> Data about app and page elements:
- - -
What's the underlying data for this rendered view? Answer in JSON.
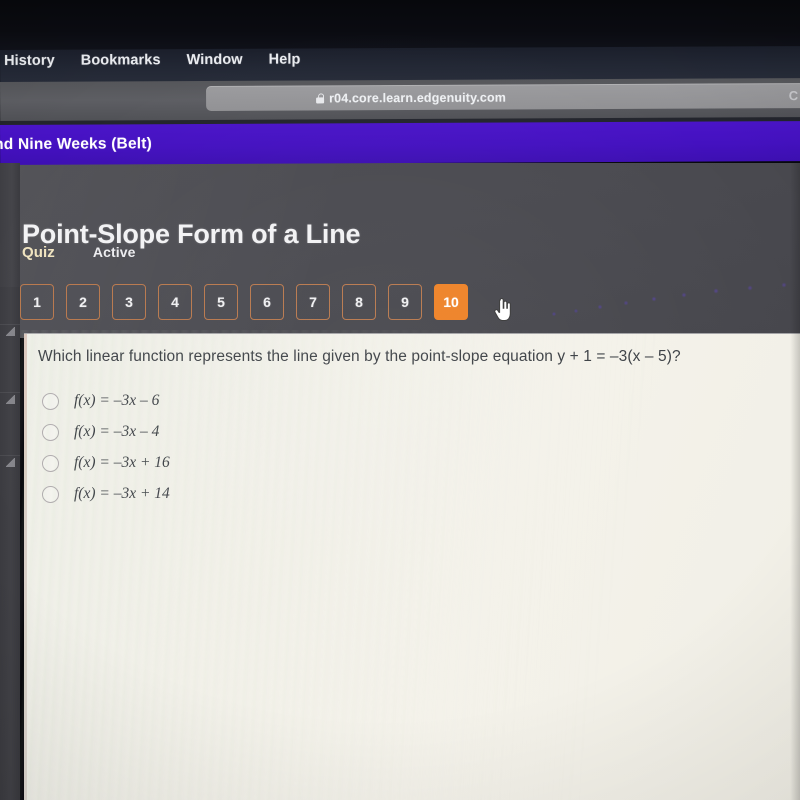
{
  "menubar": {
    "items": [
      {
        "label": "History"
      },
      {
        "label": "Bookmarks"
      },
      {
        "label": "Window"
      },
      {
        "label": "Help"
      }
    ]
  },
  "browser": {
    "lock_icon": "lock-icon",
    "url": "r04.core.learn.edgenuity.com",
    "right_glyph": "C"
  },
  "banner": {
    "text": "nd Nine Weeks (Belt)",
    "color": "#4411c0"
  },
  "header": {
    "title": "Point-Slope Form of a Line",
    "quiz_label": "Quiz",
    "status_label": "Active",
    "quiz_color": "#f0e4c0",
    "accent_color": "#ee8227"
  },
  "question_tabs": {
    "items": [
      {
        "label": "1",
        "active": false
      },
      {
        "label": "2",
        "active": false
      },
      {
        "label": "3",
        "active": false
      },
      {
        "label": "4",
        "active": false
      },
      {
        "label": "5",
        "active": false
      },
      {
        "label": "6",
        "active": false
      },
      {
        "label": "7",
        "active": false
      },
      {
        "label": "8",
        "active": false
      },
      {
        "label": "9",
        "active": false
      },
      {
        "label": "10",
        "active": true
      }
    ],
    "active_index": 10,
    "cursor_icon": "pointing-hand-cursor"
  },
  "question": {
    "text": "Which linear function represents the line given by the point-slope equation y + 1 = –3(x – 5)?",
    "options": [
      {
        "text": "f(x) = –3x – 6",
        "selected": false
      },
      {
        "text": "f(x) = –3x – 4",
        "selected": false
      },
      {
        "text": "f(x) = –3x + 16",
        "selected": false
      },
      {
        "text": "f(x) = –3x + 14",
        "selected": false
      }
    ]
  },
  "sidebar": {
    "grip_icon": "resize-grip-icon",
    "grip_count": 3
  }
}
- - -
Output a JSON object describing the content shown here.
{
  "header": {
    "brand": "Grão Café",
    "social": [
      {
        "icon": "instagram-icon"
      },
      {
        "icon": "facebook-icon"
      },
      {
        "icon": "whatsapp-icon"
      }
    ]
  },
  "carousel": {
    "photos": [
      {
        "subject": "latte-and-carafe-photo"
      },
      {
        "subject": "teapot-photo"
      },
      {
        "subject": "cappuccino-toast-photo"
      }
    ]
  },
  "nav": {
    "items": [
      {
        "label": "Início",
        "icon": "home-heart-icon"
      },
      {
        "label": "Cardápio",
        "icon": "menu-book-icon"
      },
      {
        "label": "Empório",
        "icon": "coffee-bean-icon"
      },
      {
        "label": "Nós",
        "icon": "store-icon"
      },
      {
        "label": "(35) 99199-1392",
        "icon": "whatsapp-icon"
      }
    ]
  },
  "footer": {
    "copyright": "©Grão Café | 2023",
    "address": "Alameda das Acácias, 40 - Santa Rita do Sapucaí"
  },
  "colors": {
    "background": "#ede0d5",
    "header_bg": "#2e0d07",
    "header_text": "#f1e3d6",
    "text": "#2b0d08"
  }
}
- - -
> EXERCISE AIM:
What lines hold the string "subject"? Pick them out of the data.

> WRITTEN ANSWER:
        "subject": "latte-and-carafe-photo"
        "subject": "teapot-photo"
        "subject": "cappuccino-toast-photo"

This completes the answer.